FACT CHECK: Do Wind Turbines Kill 750K Birds A Year?
Secretary of the Interior Ryan Zinke claimed Tuesday that wind farms kill up to 750,000 birds a year.
Although estimates vary widely, the figure cited by Zinke is certainly plausible. Bird deaths due to wind turbines pale in comparison to deaths by other man-made structures like glass buildings and communication towers.
The number of wind farms operating in the U.S. has increased drastically in the last two decades. Today, over 52,000 wind turbines supply about 6 percent of the country’s energy needs and have enough capacity to power 25 million homes.
A consequence of that development is an increase in what researchers have called “avian mortality.”
The average wind turbine stands 280 feet tall with blade tips spinning somewhere between 138 mph and 182 mph under normal conditions. Despite efforts to reduce the risk of injury and death, birds are inevitably killed mid-flight.
Fossil fuel advocates will often point to these collisions to argue that renewable energy also comes at an environmental cost. “We probably chop us as many as 750,000 birds a year with wind, and the carbon footprint on wind is significant,” Zinke said at an energy conference in Houston.
That’s a pretty striking statistic – but are the number of deaths really that high?
It turns out the answer isn’t all that clear cut. “Estimates of bird/turbine collision range widely and all of the studies attempting to quantify this contain some level of bias and uncertainty,” reads the Fish and Wildlife Service (FWS) website.

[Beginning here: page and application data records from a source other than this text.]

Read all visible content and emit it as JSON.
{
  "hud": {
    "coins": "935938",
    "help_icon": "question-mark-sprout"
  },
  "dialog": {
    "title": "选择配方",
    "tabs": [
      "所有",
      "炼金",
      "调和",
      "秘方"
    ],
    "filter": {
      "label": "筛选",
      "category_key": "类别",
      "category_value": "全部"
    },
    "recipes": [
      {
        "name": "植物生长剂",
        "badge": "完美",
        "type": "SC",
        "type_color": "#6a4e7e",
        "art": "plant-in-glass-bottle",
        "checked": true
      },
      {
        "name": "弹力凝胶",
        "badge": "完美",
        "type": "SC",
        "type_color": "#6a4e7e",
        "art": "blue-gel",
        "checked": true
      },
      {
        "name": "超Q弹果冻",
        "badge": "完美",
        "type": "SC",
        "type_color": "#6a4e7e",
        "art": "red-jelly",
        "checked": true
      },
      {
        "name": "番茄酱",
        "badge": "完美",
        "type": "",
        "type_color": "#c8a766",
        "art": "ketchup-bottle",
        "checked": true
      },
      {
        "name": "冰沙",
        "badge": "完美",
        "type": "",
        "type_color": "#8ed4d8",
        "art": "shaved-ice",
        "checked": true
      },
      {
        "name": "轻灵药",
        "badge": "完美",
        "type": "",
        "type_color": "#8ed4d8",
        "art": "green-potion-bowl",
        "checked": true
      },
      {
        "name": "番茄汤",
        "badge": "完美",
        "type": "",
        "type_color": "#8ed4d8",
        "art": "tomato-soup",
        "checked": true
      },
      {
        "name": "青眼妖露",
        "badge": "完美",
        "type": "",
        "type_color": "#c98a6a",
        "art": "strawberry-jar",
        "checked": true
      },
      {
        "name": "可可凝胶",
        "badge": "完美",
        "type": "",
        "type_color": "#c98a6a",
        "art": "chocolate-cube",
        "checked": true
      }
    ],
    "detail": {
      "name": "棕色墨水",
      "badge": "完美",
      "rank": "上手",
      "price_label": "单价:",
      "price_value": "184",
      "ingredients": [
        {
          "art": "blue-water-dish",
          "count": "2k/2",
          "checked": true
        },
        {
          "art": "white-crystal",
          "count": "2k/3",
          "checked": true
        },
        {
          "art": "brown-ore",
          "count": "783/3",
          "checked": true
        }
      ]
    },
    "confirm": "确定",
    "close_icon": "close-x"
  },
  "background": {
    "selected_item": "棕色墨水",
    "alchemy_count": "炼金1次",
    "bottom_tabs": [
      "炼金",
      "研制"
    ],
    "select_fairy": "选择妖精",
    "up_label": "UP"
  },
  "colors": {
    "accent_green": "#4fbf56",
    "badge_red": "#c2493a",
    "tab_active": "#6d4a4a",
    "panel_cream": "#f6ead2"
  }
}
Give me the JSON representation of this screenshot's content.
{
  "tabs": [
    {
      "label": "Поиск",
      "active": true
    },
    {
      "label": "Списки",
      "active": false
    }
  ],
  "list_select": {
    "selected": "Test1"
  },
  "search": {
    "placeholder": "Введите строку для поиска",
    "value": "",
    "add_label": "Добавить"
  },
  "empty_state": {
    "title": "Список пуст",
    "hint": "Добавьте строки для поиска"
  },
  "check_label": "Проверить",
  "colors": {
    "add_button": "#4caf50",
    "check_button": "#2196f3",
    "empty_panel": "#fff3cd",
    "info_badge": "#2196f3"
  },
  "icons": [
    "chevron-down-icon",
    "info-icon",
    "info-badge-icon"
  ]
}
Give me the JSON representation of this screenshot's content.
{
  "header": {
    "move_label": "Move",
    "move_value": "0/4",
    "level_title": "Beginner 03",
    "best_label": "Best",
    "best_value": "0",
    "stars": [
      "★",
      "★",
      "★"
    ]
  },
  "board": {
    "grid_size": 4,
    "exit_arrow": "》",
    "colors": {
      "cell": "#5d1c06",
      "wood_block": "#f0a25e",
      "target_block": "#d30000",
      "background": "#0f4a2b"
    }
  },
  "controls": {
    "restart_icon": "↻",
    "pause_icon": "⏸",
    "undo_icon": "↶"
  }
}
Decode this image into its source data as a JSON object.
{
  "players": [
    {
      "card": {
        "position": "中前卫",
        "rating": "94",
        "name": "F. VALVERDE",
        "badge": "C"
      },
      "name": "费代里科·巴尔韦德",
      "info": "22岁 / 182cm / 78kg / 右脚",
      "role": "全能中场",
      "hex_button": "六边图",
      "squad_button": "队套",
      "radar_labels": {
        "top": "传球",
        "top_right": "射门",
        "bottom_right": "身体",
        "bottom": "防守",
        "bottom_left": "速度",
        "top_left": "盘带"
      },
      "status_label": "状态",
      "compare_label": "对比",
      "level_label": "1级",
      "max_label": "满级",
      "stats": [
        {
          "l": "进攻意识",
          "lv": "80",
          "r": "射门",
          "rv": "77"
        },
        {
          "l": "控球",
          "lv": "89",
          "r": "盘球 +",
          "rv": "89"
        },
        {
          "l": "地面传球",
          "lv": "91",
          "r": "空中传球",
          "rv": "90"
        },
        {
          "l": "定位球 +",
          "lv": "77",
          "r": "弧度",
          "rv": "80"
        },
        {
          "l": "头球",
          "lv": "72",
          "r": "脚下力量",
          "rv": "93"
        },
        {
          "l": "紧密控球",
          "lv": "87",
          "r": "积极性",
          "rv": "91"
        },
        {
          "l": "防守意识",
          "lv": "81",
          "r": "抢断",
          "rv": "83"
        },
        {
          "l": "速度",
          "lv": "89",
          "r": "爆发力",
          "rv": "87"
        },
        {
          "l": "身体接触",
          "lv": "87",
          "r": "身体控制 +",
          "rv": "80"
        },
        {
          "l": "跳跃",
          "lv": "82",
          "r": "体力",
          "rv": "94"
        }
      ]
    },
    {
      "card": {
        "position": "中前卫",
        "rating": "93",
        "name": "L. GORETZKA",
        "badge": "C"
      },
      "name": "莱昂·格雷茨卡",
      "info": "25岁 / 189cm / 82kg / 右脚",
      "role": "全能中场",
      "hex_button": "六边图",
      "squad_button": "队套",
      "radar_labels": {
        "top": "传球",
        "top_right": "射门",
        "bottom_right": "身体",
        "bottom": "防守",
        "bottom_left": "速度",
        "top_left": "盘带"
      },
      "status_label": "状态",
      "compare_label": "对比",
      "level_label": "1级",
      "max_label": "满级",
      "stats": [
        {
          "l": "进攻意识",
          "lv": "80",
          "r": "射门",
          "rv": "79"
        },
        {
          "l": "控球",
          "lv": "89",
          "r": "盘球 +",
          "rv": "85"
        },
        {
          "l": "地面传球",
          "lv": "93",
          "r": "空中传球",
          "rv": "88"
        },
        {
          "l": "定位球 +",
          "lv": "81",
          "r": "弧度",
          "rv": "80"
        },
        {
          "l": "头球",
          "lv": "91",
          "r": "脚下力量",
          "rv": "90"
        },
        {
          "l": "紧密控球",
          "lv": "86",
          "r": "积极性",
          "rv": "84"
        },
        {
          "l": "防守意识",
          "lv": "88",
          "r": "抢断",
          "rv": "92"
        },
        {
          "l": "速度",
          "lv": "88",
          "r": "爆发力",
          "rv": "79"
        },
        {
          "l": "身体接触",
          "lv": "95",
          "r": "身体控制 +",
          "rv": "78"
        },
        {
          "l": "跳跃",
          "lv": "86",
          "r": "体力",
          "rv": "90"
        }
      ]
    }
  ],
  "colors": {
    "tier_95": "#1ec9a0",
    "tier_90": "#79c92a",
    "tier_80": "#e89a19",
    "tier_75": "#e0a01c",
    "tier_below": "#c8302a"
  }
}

Although bird fatalities have been studied at some wind facilities, there are relatively few data points, and researchers lack studies for major parts of the country. By one estimate, 86 percent of wind farms (by capacity) had not been investigated as of 2014.
“A statistician would approach such a sample either with considerable caution and a host of caveats, or with a blindfold of optimism,” reads a paper on bird fatalities co-authored by three leading researchers.
Nonetheless, these researchers have each published studies that are generally regarded as the most comprehensive and statistically sound estimates available today.
Two of the studies arrived at somewhat similar conclusions – one paper estimated 140,000 to 328,000 bird fatalities in the U.S. per year, while another calculated somewhere between 214,000 and 368,000 fatalities annually (including Canada). The third study estimated a much higher range of 467,000 to 679,000 bird fatalities a year.
The variation depends on several factors including modeling techniques, the design of the turbines assumed and which studies the authors chose for inclusion in their models. The third estimate is higher, in part, because it included lattice-style turbines that birds can perch on, while the other two studies excluded them, arguing that these turbines were being phased out.
It’s possible the underlying data may underestimate bird fatalities because most data points come from the wind industry itself.
“Because fatality studies generally are conducted by or financially supported by the wind industry, a skeptic might question if results of studies demonstrating high rates of fatalities are made as easily available as results from innocuous wind farms,” reads the review paper.
When asked how Zinke came up with a figure as high as 750,000, the FWS acknowledged that there are no peer-reviewed estimates quite that high, but pointed out that the studies in question were published years ago and rely on data from 2012. “The most recent paper we have isn’t that recent,” Gavin Shire, chief of public affairs for the FWS, told The Daily Caller News Foundation.
Wind energy capacity has increased substantially since 2012, rising from 60,000 megawatts (MW) to 89,000 MW today – a 48 percent change. “The 750,000 number is an effort on our part to try to bring those numbers up to date,” Shire said.
TheDCNF got in contact with the authors of two out of the three studies to determine whether the internal estimate by the FWS was reasonable.
The researcher with the highest estimate, Shawn Smallwood, agreed that his figures were outdated and now believes that fatalities are actually higher than the FWS estimate. “I would put the current wind energy impact on birds at about one million fatalities per year,” he said in an email.
Scott Loss, the researcher who calculated the lowest estimate, believes the number of fatalities has certainly grown in the last five years, although to what extent is obviously up for debate.
He emphasized to TheDCNF that whatever the number may be, wind turbine fatalities are small relative to other sources of bird collisions. Birds are killed far more often by other man-made structures like communication towers, electrical lines and building glass, according to the FWS website.
“All energy has its consequences,” Zinke said at the conference. “My job is to make sure all of the above – we balance it – and make sure that innovation, best science, best practices are incorporated into our energy portfolio.”